top of page

It Takes A Village To Make A Film

Villages are more rare than rule in 2022, but the model and benefits of the village are welcome in many spaces. Filmmaking is a space where “working villages” grow and support intra-reliant creativity, while honoring difference. In the Embracing Arlington Arts March podcast interview (2022) hosted by Embracing Arts president Janet Kopenhaver, Professor Lucy Gebre-Egziabher discusses the importance of the film village while countering the very recent and trending notion that filmmaking is “a one-person experience.” Professor Lucy stresses the importance of the village, saying that “cinema is a communal art form, not an individual one,” and she recognizes the limitations created by seemingly unlimited access to personal technology. Gebre-Egziabher speaks about her primary goal with cinema: to counter the one-person experience where an individual ‘writes shoots, edits and even acts,’ in films, with an absence of others. She actively promoted the growth of the film village where each member plays a meaningful and intentional role. Committed to cinema’s visual storytelling and narrative forms, Professor Lucy speaks to filmmaking and children who are inherently different from each other. Mentioning her latest project, The Cinema Academy, a safe space for communities of young filmmakers, she describes how she plans to welcome the inaguaral class of Middle Schoolers to the year-long incubator in September 2022.

Reflecting on her life’s passion, Professor Lucy had the following to say about her work as a Professor of Film with Northern Virginia Community College:

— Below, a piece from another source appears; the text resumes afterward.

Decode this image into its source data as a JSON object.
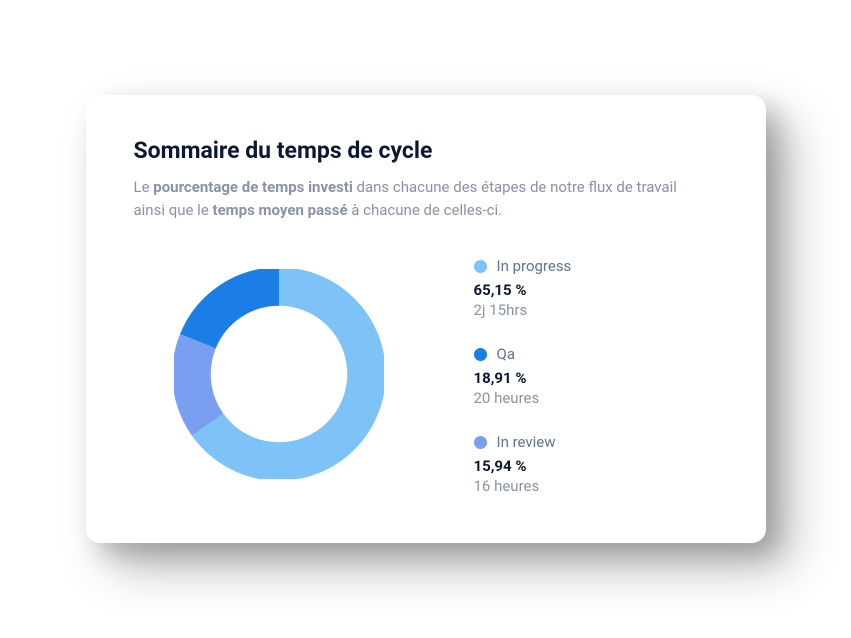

"I believe that my role as an educator is not just to mold young minds academically, but to also help them find their creative voices and thus to shape their paths as they move beyond our college. In the process of educating them, I try to instill in them ethical practices, professionalism, punctuality, commitment, and treating others with respect. I expose them to the world beyond our borders, as they partner with students from different regions around the globe in creative projects. In my nine years as an educator, my role in the lives of the young people that have entered my classroom has been much more significant than just teaching them the discipline of Cinema. That is a privilege and a blessing."

As she prepares to welcome local seventh and eighth graders to The Cinema Academy, Professor Lucy envisions a community of young filmmakers making meaningful stories with wide-stretched imaginations and an abundant sense of belonging.


bottom of page